Data excerpts
+++

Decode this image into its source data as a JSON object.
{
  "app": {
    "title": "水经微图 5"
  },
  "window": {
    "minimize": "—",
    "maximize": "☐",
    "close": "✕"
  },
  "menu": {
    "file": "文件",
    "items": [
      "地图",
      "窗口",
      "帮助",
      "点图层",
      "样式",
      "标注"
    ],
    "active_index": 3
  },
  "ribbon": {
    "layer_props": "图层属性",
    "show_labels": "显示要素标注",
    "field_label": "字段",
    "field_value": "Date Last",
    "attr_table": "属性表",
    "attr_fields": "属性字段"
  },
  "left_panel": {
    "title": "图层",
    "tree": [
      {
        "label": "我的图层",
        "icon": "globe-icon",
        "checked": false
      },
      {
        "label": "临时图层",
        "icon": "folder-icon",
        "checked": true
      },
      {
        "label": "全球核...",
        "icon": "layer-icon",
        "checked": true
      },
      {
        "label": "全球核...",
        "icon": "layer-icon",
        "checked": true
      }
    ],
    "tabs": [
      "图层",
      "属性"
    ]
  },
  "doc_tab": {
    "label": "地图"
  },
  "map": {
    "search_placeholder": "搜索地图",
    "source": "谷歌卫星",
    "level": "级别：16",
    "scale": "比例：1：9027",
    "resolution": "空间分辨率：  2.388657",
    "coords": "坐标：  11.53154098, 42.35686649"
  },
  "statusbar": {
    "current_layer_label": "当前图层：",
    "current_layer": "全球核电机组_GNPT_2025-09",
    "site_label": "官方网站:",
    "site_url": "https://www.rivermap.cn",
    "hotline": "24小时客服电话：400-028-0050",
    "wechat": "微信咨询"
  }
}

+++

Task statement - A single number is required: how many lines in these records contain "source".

Response area - 2